I've played Halo 2 all the way through to its silly end, and I can't say that I felt that anything was communicated to me that just has to be communicated to another person.

Only a very small segment of all communication absolutely has to take place. What was the last thing you took away from a book, movie, tv show, etc, that just had to be communicated to another person? Most information communicated is trivial. At worst it's useless, at best it's thought provoking. I don't think the importance of the information communicated is a good way to measure the importance of the communication medium itself.

I'm sure we can, but aside from a profit motive, I don't see any reason to.

Well, fine then. I admit that the side of me that sees reasons other than profit to make games that appeal to women is the activist side. That's the side of me that compels me to speak at conferences designed to get middle school girls interested in math, science, and technology. I can live with the fact that getting girls involved in gaming for reasons other than profit is purely a personal goal.

And yes, we can definitely do more to open it up more to affluent young women as well as affluent young men.

Just for the record, I said "affluent young men" originally because my point was that women aren't the only market for whom we could be designing better games. I'm also interested in making a game my grandfather would be interested in playing.

So, admitting that my reasons for wanting to make games that appeal to women, other than profit, are largely just personal ideals... What's so wrong with wanting to expand the market so that we can make more money? Isn't that a natural thing for businesses to want to do? Is there any reason why trying to expand the market to more women so that we can make more money a bad thing?

Posted Mar 29, 2005 10:34:34 PM | link

Richard Bartle says:

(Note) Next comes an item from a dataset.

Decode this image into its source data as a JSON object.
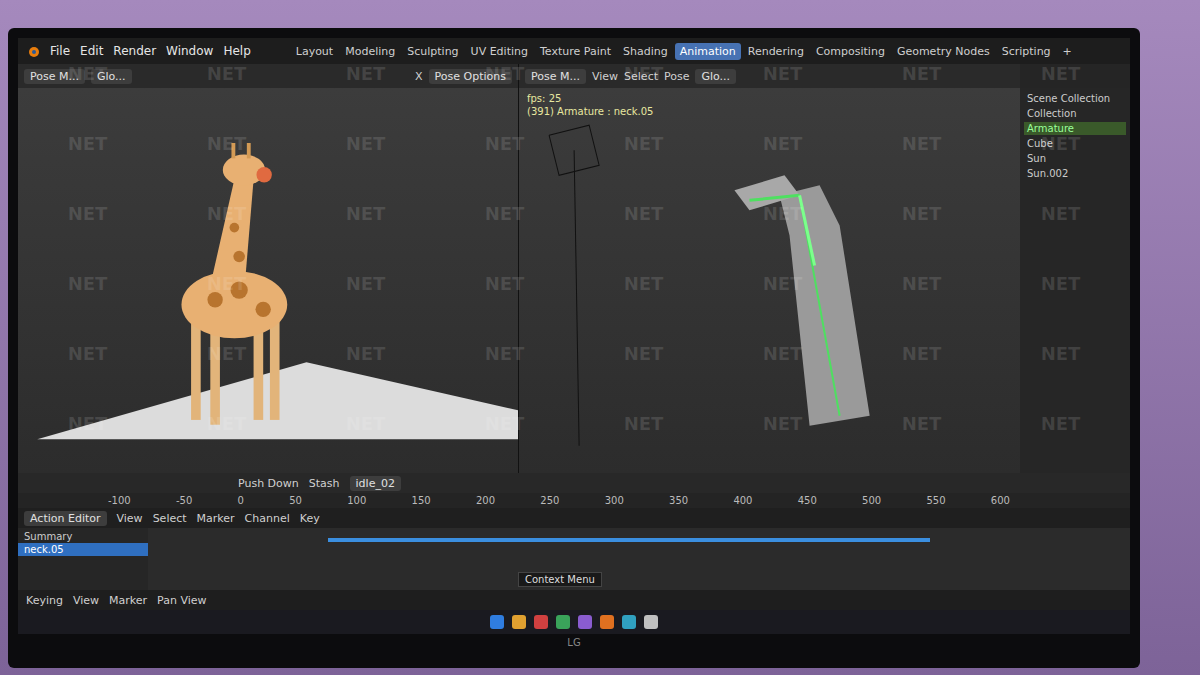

Mike Sellars>So, from your response, I'm not sure if you're actually arguing that we as developers shouldn't be concerned with hiring more women, or that we shouldn't be concerned with broadening our horizons in our hiring (or design and development?), or something else.

I think that if we hire people of type X simply because they are people of type X, we should know what we want to do with them. That applies whether type X is women, men, old people, young people, parents, grandparents, ...

>Do you seriously believe that our creative horizons are sufficiently broad, that we have no need for looking beyond the constraints of the narrow niche of knowledge and experience in which most games -- and most game dev teams -- find themselves?

Of course I don't. What I was cautioning against was the notion that employing someone of type X to make a game intended for type Y to appeal also to type X may be a bad idea. A vegetarian could help design the world's best beefburger, but it would be a mistake to try and make the beefburger appeal both to those who want a beef hit and those who are vegetarians.

There's a difference between employing someone to design for their own stereotype and employing people to break stereotypical design practices. I'm for the latter; I have reservations about the former.

Richard

Posted Mar 30, 2005 2:42:00 AM | link